All lines of the entries with "JSON" in them must be listed.

**Data shown:**
"""

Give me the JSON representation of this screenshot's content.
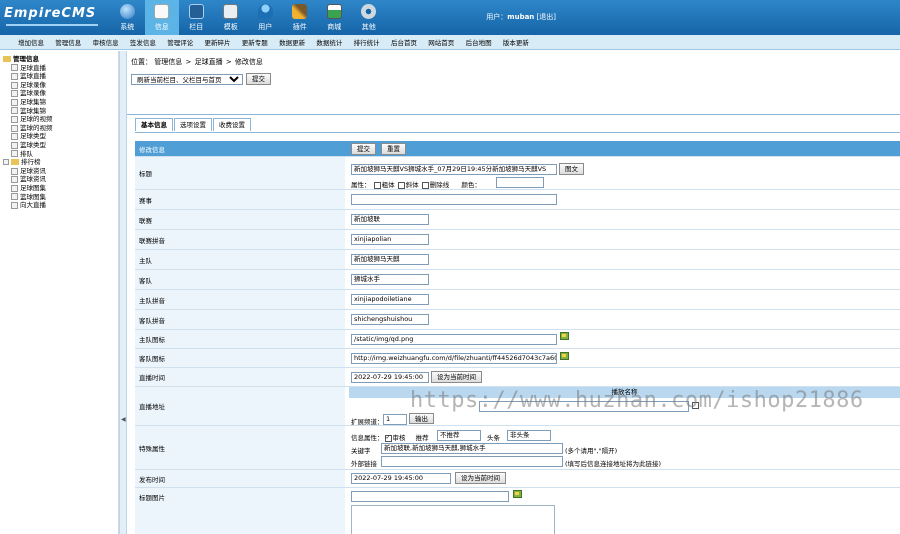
{
  "header": {
    "logo_text": "EmpireCMS",
    "nav": [
      {
        "label": "系统",
        "icon": "globe-icon",
        "color": "#3a8ad0"
      },
      {
        "label": "信息",
        "icon": "edit-doc-icon",
        "color": "#f5f5f5",
        "active": true
      },
      {
        "label": "栏目",
        "icon": "folder-icon",
        "color": "#2d74b6"
      },
      {
        "label": "模板",
        "icon": "template-icon",
        "color": "#3d86c6"
      },
      {
        "label": "用户",
        "icon": "user-icon",
        "color": "#2f8ad6"
      },
      {
        "label": "插件",
        "icon": "tools-icon",
        "color": "#f4b12f"
      },
      {
        "label": "商城",
        "icon": "shop-icon",
        "color": "#37a44d"
      },
      {
        "label": "其他",
        "icon": "gear-icon",
        "color": "#c9d6e0"
      }
    ],
    "user_label": "用户：",
    "username": "muban",
    "logout": "[退出]"
  },
  "subnav": [
    "增加信息",
    "管理信息",
    "审核信息",
    "签发信息",
    "管理评论",
    "更新碎片",
    "更新专题",
    "数据更新",
    "数据统计",
    "排行统计",
    "后台首页",
    "网站首页",
    "后台地图",
    "版本更新"
  ],
  "sidebar": {
    "root": "管理信息",
    "items": [
      "足球直播",
      "篮球直播",
      "足球录像",
      "篮球录像",
      "足球集锦",
      "篮球集锦",
      "足球的视频",
      "篮球的视频",
      "足球类型",
      "篮球类型",
      "排队"
    ],
    "group": "排行榜",
    "group_items": [
      "足球资讯",
      "篮球资讯",
      "足球图集",
      "篮球图集",
      "向大直播"
    ]
  },
  "main": {
    "crumb": {
      "prefix": "位置：",
      "a": "管理信息",
      "sep": ">",
      "b": "足球直播",
      "c": "修改信息"
    },
    "select": "刷新当前栏目、父栏目与首页",
    "submit": "提交",
    "tabs": [
      "基本信息",
      "选项设置",
      "收费设置"
    ],
    "form": {
      "header_label": "修改信息",
      "header_submit": "提交",
      "header_reset": "重置",
      "title_label": "标题",
      "title_value": "新加坡狮马天麒VS狮城水手_07月29日19:45分新加坡狮马天麒VS",
      "title_btn": "图文",
      "attr_label": "属性：",
      "bold": "粗体",
      "italic": "斜体",
      "strike": "删除线",
      "color_label": "颜色：",
      "league_label": "赛事",
      "league_value": "",
      "match_label": "联赛",
      "match_value": "新加坡联",
      "match_py_label": "联赛拼音",
      "match_py_value": "xinjiapolian",
      "home_label": "主队",
      "home_value": "新加坡狮马天麒",
      "away_label": "客队",
      "away_value": "狮城水手",
      "home_py_label": "主队拼音",
      "home_py_value": "xinjiapodoiletiane",
      "away_py_label": "客队拼音",
      "away_py_value": "shichengshuishou",
      "home_logo_label": "主队图标",
      "home_logo_value": "/static/img/qd.png",
      "away_logo_label": "客队图标",
      "away_logo_value": "http://img.weizhuangfu.com/d/file/zhuanti/ff44526d7043c7a606",
      "time_label": "直播时间",
      "time_value": "2022-07-29 19:45:00",
      "set_now": "设为当前时间",
      "addr_label": "直播地址",
      "addr_subhead": "播放名称",
      "ext_label": "扩展频道：",
      "ext_value": "1",
      "ext_btn": "输出",
      "special_label": "特殊属性",
      "info_attr": "信息属性：",
      "review": "审核",
      "recommend_label": "推荐",
      "recommend_value": "不推荐",
      "headline_label": "头条",
      "headline_value": "非头条",
      "keywords_label": "关键字",
      "keywords_value": "新加坡联,新加坡狮马天麒,狮城水手",
      "keywords_hint": "(多个请用\",\"隔开)",
      "link_label": "外部链接",
      "link_hint": "(填写后信息连接地址将为此链接)",
      "pub_label": "发布时间",
      "pub_value": "2022-07-29 19:45:00",
      "title_pic_label": "标题图片"
    }
  },
  "watermark": "https://www.huzhan.com/ishop21886"
}
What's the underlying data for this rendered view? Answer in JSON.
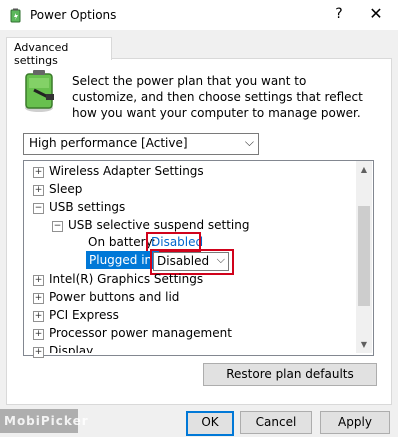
{
  "window": {
    "title": "Power Options",
    "help": "?",
    "close": "✕"
  },
  "tab": {
    "label": "Advanced settings"
  },
  "description": "Select the power plan that you want to customize, and then choose settings that reflect how you want your computer to manage power.",
  "plan_select": {
    "value": "High performance [Active]",
    "arrow": "⌵"
  },
  "tree": {
    "wireless": "Wireless Adapter Settings",
    "sleep": "Sleep",
    "usb": "USB settings",
    "usb_suspend": "USB selective suspend setting",
    "on_battery_label": "On battery:",
    "on_battery_value": "Disabled",
    "plugged_in_label": "Plugged in:",
    "plugged_in_value": "Disabled",
    "intel": "Intel(R) Graphics Settings",
    "power_buttons": "Power buttons and lid",
    "pci": "PCI Express",
    "processor": "Processor power management",
    "display": "Display",
    "plus": "+",
    "minus": "−"
  },
  "scroll": {
    "up": "▲",
    "down": "▼"
  },
  "buttons": {
    "restore": "Restore plan defaults",
    "ok": "OK",
    "cancel": "Cancel",
    "apply": "Apply"
  },
  "watermark": "MobiPicker",
  "colors": {
    "highlight": "#0078d7",
    "link": "#0066cc",
    "annotation_red": "#d0021b"
  }
}
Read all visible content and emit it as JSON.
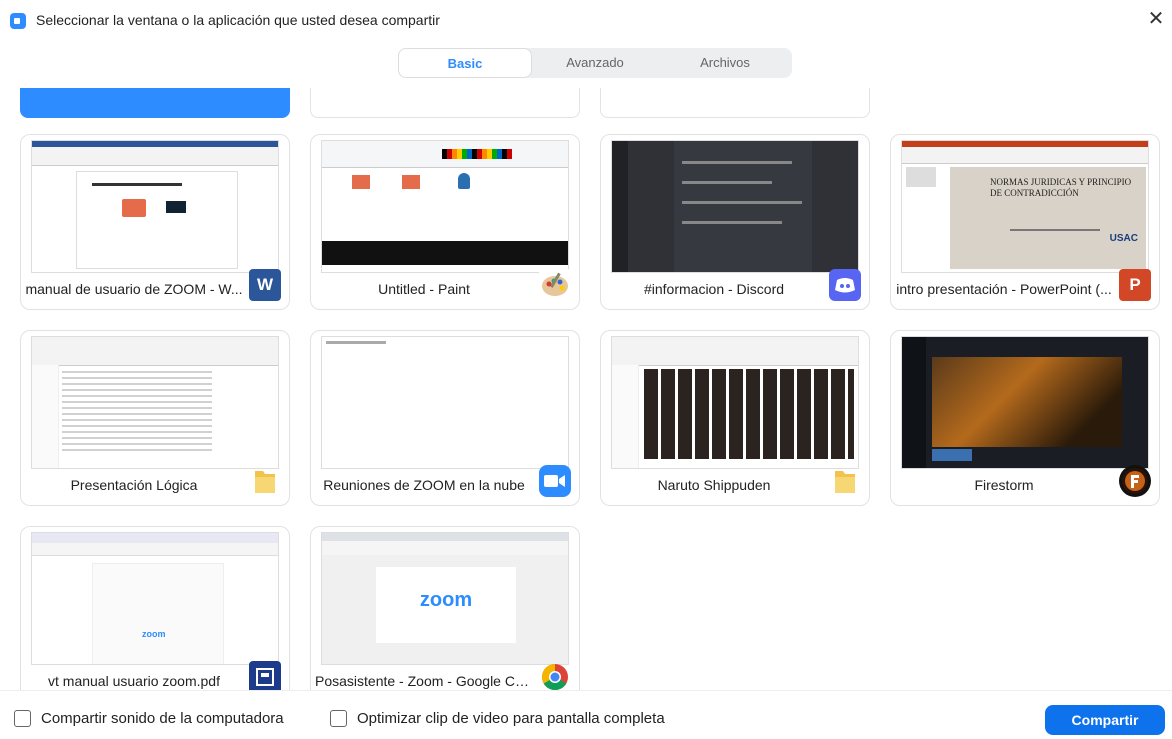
{
  "dialog": {
    "title": "Seleccionar la ventana o la aplicación que usted desea compartir"
  },
  "tabs": [
    {
      "label": "Basic",
      "active": true
    },
    {
      "label": "Avanzado",
      "active": false
    },
    {
      "label": "Archivos",
      "active": false
    }
  ],
  "tiles": [
    {
      "label": "manual de usuario de ZOOM - W...",
      "app_icon": "word-icon"
    },
    {
      "label": "Untitled - Paint",
      "app_icon": "paint-palette-icon"
    },
    {
      "label": "#informacion - Discord",
      "app_icon": "discord-icon"
    },
    {
      "label": "intro presentación - PowerPoint (...",
      "app_icon": "powerpoint-icon"
    },
    {
      "label": "Presentación Lógica",
      "app_icon": "folder-icon"
    },
    {
      "label": "Reuniones de ZOOM en la nube",
      "app_icon": "zoom-icon"
    },
    {
      "label": "Naruto Shippuden",
      "app_icon": "folder-icon"
    },
    {
      "label": "Firestorm",
      "app_icon": "firestorm-icon"
    },
    {
      "label": "vt manual usuario zoom.pdf",
      "app_icon": "pdf-viewer-icon"
    },
    {
      "label": "Posasistente - Zoom - Google Ch...",
      "app_icon": "chrome-icon"
    }
  ],
  "thumbnails": {
    "ppt_slide_title": "NORMAS JURIDICAS Y PRINCIPIO DE CONTRADICCIÓN",
    "ppt_slide_logo": "USAC",
    "chrome_page_logo": "zoom",
    "pdf_page_logo": "zoom"
  },
  "footer": {
    "share_sound_label": "Compartir sonido de la computadora",
    "share_sound_checked": false,
    "optimize_video_label": "Optimizar clip de video para pantalla completa",
    "optimize_video_checked": false,
    "share_button": "Compartir"
  },
  "colors": {
    "accent": "#2d8cff",
    "share_button": "#0e72ed"
  }
}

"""

**Your response:**
Give me the JSON representation of this screenshot's content.
What's the underlying data for this rendered view? Answer in JSON.
Read all visible content and emit it as JSON.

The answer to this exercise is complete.